I went along to a Council committee meeting on Tuesday evening which discussed, among other things, cycling. I welcomed the support in the Draft Cycling Strategy for more Boris Bike docking stations.
“The Barclays Cycle Hire scheme was introduced to central London in July 2010. The scheme was expanded into Hammersmith and Fulham in December 2013 and there are now a total of 60 docking stations in the Borough.
“The data held for usage of these docking stations confirms the popularity and demand for such a service with an increase from 27,000 uses in January 2014 to 78,000 by July 2014. TfL do not currently have any plans to expand the Barclays Cycle Hire scheme within the Borough. However the Council would like to see the scheme expanded to cover other parts of the Borough and will work with TfL to advocate for this approach. The Council will continue to seek funding via development contributions to support the expansion of the Barclays Cycle Hire scheme within the Borough.”
Back in 2012 the then opposition Labour councillors tabled a motion at a council meeting which demanded “all possible measures to block” the expansion of “the Conservative London Mayor’s pet project.” In a blog the then Labour opposition leader Cllr Stephen Cowan said the Council’s backing for the scheme “stinks.” Cllr Cowan added that the council should not have “anything to do with the recently discredited Barclays Bank” whose £50 million London-wide sponsorship has been crucial. Cllr Lisa Homan, another Labour councillor, complained that “many of those who use the Boris Bikes do so for fun”.
Anyway it is welcome that there is now cross party support for extending the scheme.
There was a more general discussion about encouraging cycling. Two big concerns that must put people off are that their bicycle will be stolen and that they don’t feel safe.
In terms of bicycle theft there is some good news. The figures show a 17 per cent reduction in the past year. 575 bikes were stolen compared to 696 the previous year. The worst ward for bike thefts was Hammersmith Broadway with 77, the fewest thefts was in North End Ward with 17. The Hammersmith and Fulham Police are to be commended for taking this crime more seriously.

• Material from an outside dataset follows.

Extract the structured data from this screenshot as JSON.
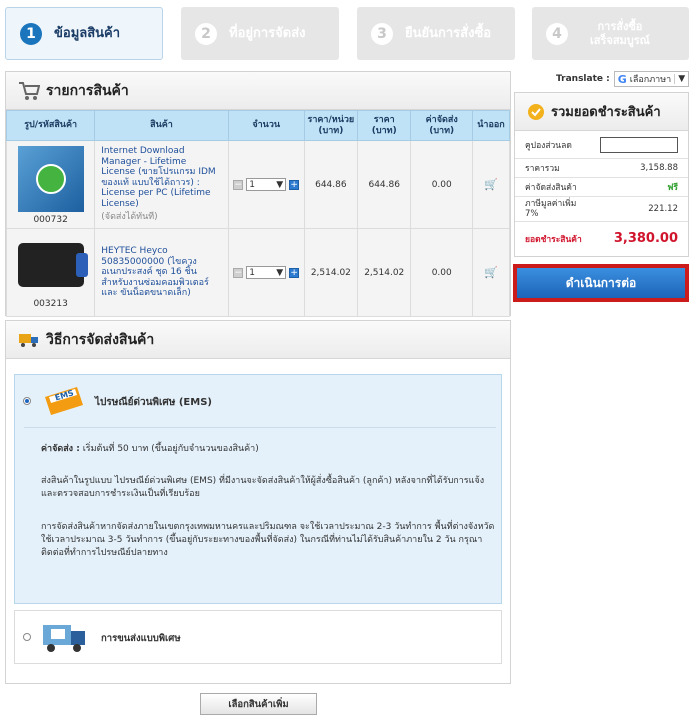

But so far as accidents are concerned the news is less encouraging. If we look at the figures for 2013 that shows in our borough there were 13 serious accidents for cyclists and 153 slight accidents so 166 altogether. We haven’t got the full figures for 2014 yet but for January to September there were already 12 serious and 137 slight accidents making a total of 149. So it would seem very likely that there will be an increase in accidents on the full year figures.
On the other hand the average risk involved must take into whether the amount of cycle journeys has gone up or down.
Chris Bainbridge, the Head of Transport Policy and Network Management for the Council tells me:
“In 2003 we recorded 13,408 cyclists in a day (7am-7pm) at our 11 count sites. In 2010 the number was 19,234, an increase of 42% . In 2013, the latest year for which we have figures, there was a slight decline (4%) from the 2010 figure, to 18,517. However, that was still 38% higher than in 2003.”
So maybe cycling has not got any less safe in the past year as the increase in accidents reflects the increased number of cyclists. Given the introduction of Boris Bikes noted above that would seem quite possible.
Suppose we have around 19,000 cyclists a day taking a journey in Hammersmith and Fulham. If you use your bike every day the risk of having your bike stolen over the course of the year is three per cent. The risk of an accident is probably just under one per cent. So those figures are low but they are still too high and we need to find sensible practical ways to reduce them.